This vocabulario, like many before it compiled by religious in 16th and 17th centuries, or the early years of the Spanish contact, were uncomfortable with anatomical terms. While almost all Tagalog words had their Spanish equivalent, anatomical terms were rendered in Latin. Otin, for example, was rendered as “membrum virile, verbum inhonestum” (male member, a dishonest word). Latin made the definition sound scientific. In addition, it did not teach the natives the vulgar Spanish equivalent. Puqui was translated as “Pars vaerenda mulieris verbum turpissimum” (Female member, a very bad word). Surprisingly, in old Tagalog, a distinction was made depending on the age of the woman: puqui referred to a mature woman’s private parts; puquiqui (pars verenda puellae) referred to the member of a girl; while puquingquing referred to the genitals of a female infant or child.


From 1860, it took 153 years till the work was republished by the Komisyon sa Wikang Filipino (KWF) in 2013. For a generation separated from their past because of language, the KWF publication is a welcome translation made under the able direction of National Artist Virgilio S. Almario. Tracing the editions further, we reckon 259 years from the 2013 KWF-Almario edition to the first edition of the vocabulario printed in 1754. Actually, Noceda and Sanlucar stood on the work of those before them. Their vocabulario can be traced to another published by Francisco de San Jose in 1610, the entries from A to D were contributed by

Miguel Ruiz, entries for M, N, NG, and O were contributed by the Dominican Tomas de los Reyes who was rector of Letran from 1684-1686. Then there was the Czech Paul Klein, better known in Manila as “Pablo Clain” (pronounced cla-in), who put all these together and it was from his notes that the 1754 Vocabulario by Noceda and Sanlucar was constructed.

Going through early Tagalog vocabularies (and those of other Philippine languages) shows us how language and meanings developed. Some dictionaries preserved how words were used, sometimes even clips of poetry now lost to us. Bangongot meant a bad dream or a nightmare. In one vocabulario the usage given was: “nananangongot ang demonio sa aquin,” (the devil is giving me nightmares), “binangongot ng demonio ang asaua ni Pilates” (the devil gave Pilate’s wife a bad dream), “nabobongongotan aco mandin nang pagsonod cosaiyo” (my following you is a nightmare). Otot was defined as a fart, a word with a bad sound, and the example provided was “para cang otot lamang sa kanya” (you are only a fart to him).Bacla (today spelled bakla) did not originally refer to a gay or effeminate man or boy. In the Pasiong Mahal, nabacla was used to describe Christ agonizing in the Garden of Gethsemane. Christ was not gay or cowardly, rather he was “confused.” Nabacla by the way was also used to describe rawness from scratching. I hope we will have a historical dictionary of Filipino, like the Oxford English Dictionary, that traces the changing meanings of a word through time.

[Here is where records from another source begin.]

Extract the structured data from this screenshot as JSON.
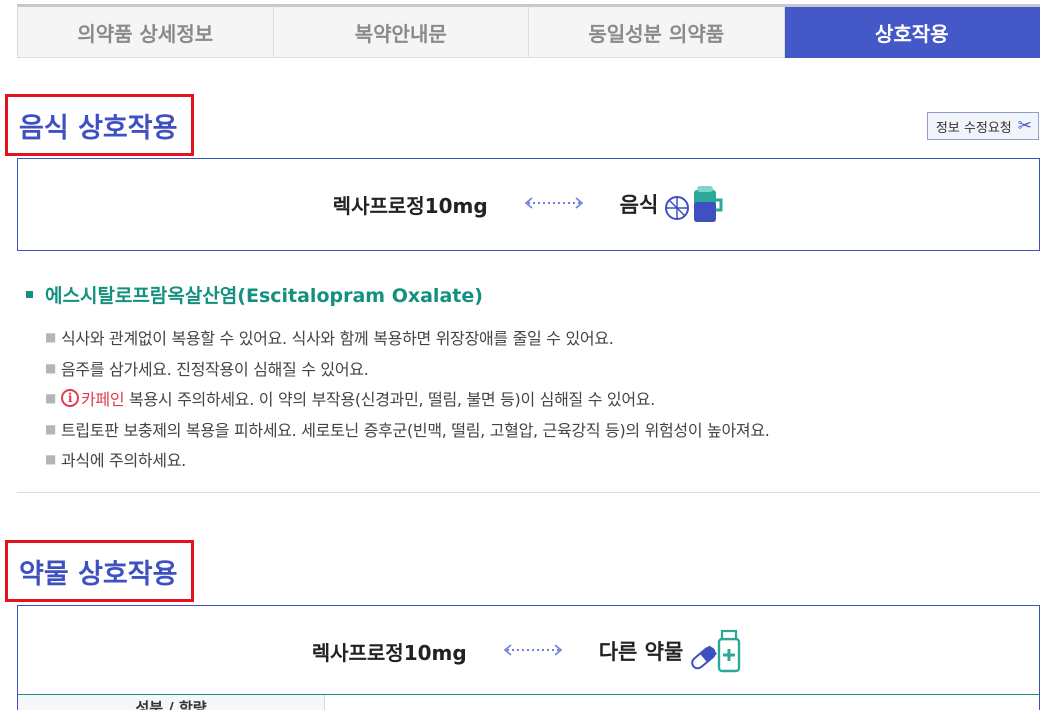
{
  "tabs": [
    {
      "label": "의약품 상세정보",
      "active": false
    },
    {
      "label": "복약안내문",
      "active": false
    },
    {
      "label": "동일성분 의약품",
      "active": false
    },
    {
      "label": "상호작용",
      "active": true
    }
  ],
  "food_section": {
    "title": "음식 상호작용",
    "edit_button": "정보 수정요청",
    "drug_name": "렉사프로정10mg",
    "target": "음식",
    "ingredient": "에스시탈로프람옥살산염(Escitalopram Oxalate)",
    "notes": [
      "식사와 관계없이 복용할 수 있어요. 식사와 함께 복용하면 위장장애를 줄일 수 있어요.",
      "음주를 삼가세요. 진정작용이 심해질 수 있어요.",
      "트립토판 보충제의 복용을 피하세요. 세로토닌 증후군(빈맥, 떨림, 고혈압, 근육강직 등)의 위험성이 높아져요.",
      "과식에 주의하세요."
    ],
    "caffeine_note": {
      "highlight": "카페인",
      "rest": " 복용시 주의하세요. 이 약의 부작용(신경과민, 떨림, 불면 등)이 심해질 수 있어요."
    }
  },
  "drug_section": {
    "title": "약물 상호작용",
    "drug_name": "렉사프로정10mg",
    "target": "다른 약물",
    "table_header": "성분 / 함량"
  },
  "colors": {
    "accent": "#3f51c0",
    "active_tab": "#4458c8",
    "ingredient": "#14907e",
    "highlight_box": "#e3121c",
    "caffeine": "#e03c4e"
  }
}
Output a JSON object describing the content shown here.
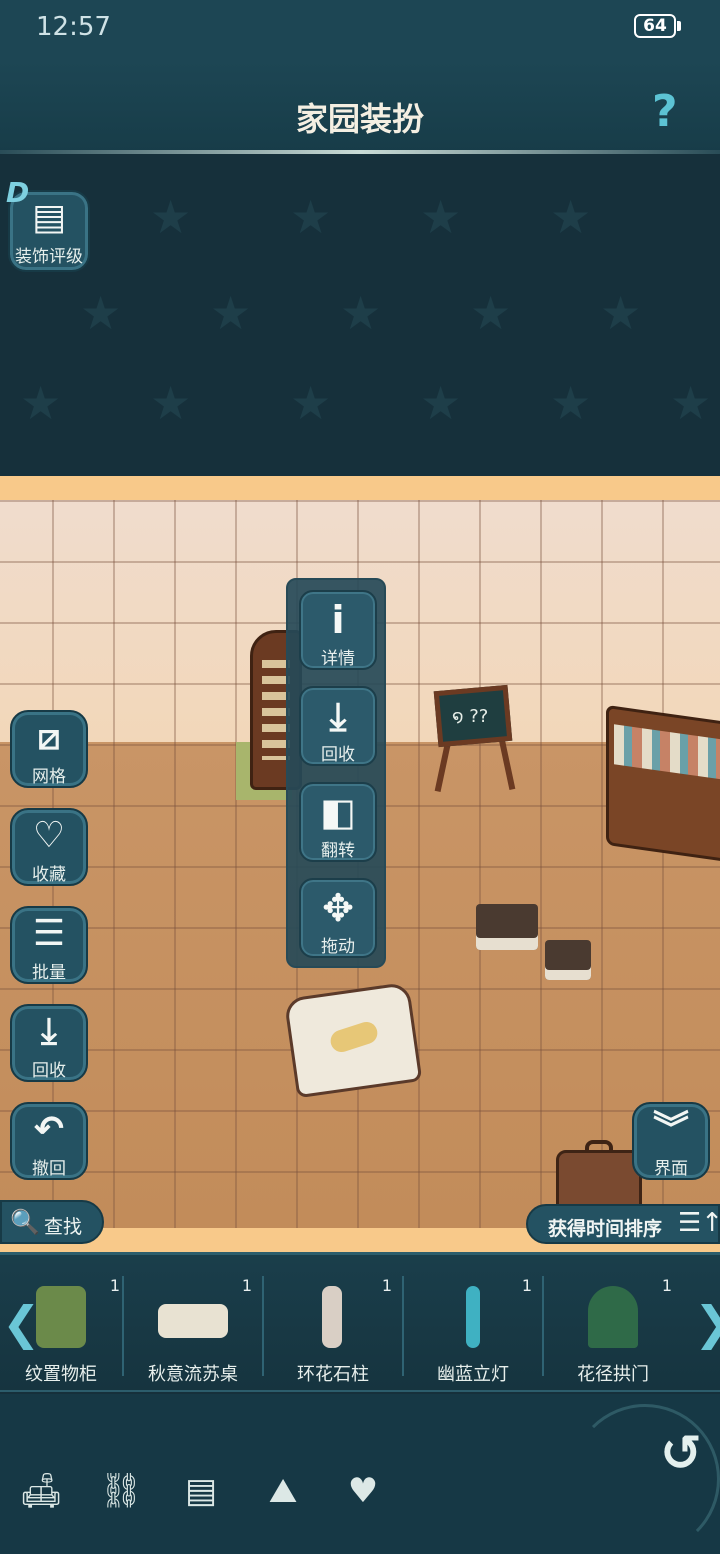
{
  "status_bar": {
    "time": "12:57",
    "battery": "64"
  },
  "header": {
    "title": "家园装扮",
    "help_symbol": "?"
  },
  "rating": {
    "badge": "D",
    "label": "装饰评级"
  },
  "context_menu": [
    {
      "icon": "i",
      "label": "详情"
    },
    {
      "icon": "⤓",
      "label": "回收"
    },
    {
      "icon": "◧",
      "label": "翻转"
    },
    {
      "icon": "✥",
      "label": "拖动"
    }
  ],
  "side_buttons": [
    {
      "icon": "⧄",
      "label": "网格"
    },
    {
      "icon": "♡",
      "label": "收藏"
    },
    {
      "icon": "☰",
      "label": "批量"
    },
    {
      "icon": "⤓",
      "label": "回收"
    },
    {
      "icon": "↶",
      "label": "撤回"
    }
  ],
  "room": {
    "chalkboard_text": "໑ ??"
  },
  "search": {
    "label": "查找",
    "icon": "🔍"
  },
  "sort": {
    "label": "获得时间排序",
    "icon": "☰↑"
  },
  "interface_button": {
    "icon": "︾",
    "label": "界面"
  },
  "items": [
    {
      "name": "纹置物柜",
      "count": "1",
      "color": "#6b8a4a"
    },
    {
      "name": "秋意流苏桌",
      "count": "1",
      "color": "#e8e2d2"
    },
    {
      "name": "环花石柱",
      "count": "1",
      "color": "#d9cfc5"
    },
    {
      "name": "幽蓝立灯",
      "count": "1",
      "color": "#3fb1c2"
    },
    {
      "name": "花径拱门",
      "count": "1",
      "color": "#2f6a48"
    }
  ],
  "nav_arrows": {
    "left": "❮",
    "right": "❯"
  },
  "toolbar": {
    "icons": [
      "sofa-icon",
      "fence-icon",
      "wall-icon",
      "floor-icon",
      "heart-icon"
    ],
    "glyphs": [
      "🛋",
      "⛓",
      "▤",
      "⛰",
      "♥"
    ],
    "undo": "↺"
  },
  "colors": {
    "accent": "#5cc3d4",
    "panel": "#245262",
    "room_wall": "#f0dccd",
    "room_floor": "#c28c5a"
  }
}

Dictionaries can also be considered primary source historical documents. Antonio Pigafetta did not just leave us with a narrative of the Magellan expedition and the first voyage around the world, he noted down words he heard in Cebu in 1521. In these words, we not only learn meanings and usage but in them, we get a glimpse into the pre-conquest Philippines and the culture of Filipinos at the Spanish contact.

Comments are welcome at [email protected]
Read Next
Don't miss out on the latest news and information.

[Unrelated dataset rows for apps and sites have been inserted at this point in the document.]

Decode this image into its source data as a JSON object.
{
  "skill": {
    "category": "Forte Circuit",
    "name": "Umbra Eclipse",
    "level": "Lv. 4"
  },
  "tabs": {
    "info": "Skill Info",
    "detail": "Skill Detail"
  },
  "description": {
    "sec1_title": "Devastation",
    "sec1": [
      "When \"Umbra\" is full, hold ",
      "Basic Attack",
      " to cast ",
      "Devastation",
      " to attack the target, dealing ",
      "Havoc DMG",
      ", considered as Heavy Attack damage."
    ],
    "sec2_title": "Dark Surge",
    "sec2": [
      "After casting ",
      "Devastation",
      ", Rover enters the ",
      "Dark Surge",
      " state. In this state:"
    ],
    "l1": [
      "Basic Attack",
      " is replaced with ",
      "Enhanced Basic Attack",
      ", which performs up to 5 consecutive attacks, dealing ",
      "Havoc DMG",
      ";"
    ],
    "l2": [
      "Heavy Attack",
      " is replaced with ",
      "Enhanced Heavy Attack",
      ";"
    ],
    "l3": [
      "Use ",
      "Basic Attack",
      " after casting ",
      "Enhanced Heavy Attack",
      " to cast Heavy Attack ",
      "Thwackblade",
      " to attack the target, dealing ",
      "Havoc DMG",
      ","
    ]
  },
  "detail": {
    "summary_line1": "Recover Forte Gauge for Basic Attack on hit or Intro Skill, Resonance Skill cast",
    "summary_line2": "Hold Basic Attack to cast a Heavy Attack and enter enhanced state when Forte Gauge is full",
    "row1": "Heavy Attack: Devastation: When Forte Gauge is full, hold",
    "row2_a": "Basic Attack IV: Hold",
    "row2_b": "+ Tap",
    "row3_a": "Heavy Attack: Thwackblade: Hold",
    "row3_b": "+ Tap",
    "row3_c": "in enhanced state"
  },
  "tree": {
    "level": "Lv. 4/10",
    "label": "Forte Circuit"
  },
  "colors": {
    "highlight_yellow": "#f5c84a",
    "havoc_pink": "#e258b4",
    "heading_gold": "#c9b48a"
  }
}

Subscribe to INQUIRER PLUS to get access to The Philippine Daily Inquirer & other 70+ titles, share up to 5 gadgets, listen to the news, download as early as 4am & share articles on social media. Call 896 6000.

TAGS: Ambeth R. Ocampo, bad words, Buwan ng Wika, dictionaries, Looking Back, Philippine history
For feedback, complaints, or inquiries, contact us.

Fearless views on the news

By providing an email address. I agree to the Terms of Use and
acknowledge that I have read the Privacy Policy.

© Copyright 1997-2021 | All Rights Reserved

We use cookies to ensure you get the best experience on our website. By continuing, you are agreeing to our use of cookies. To find out more, please click this link.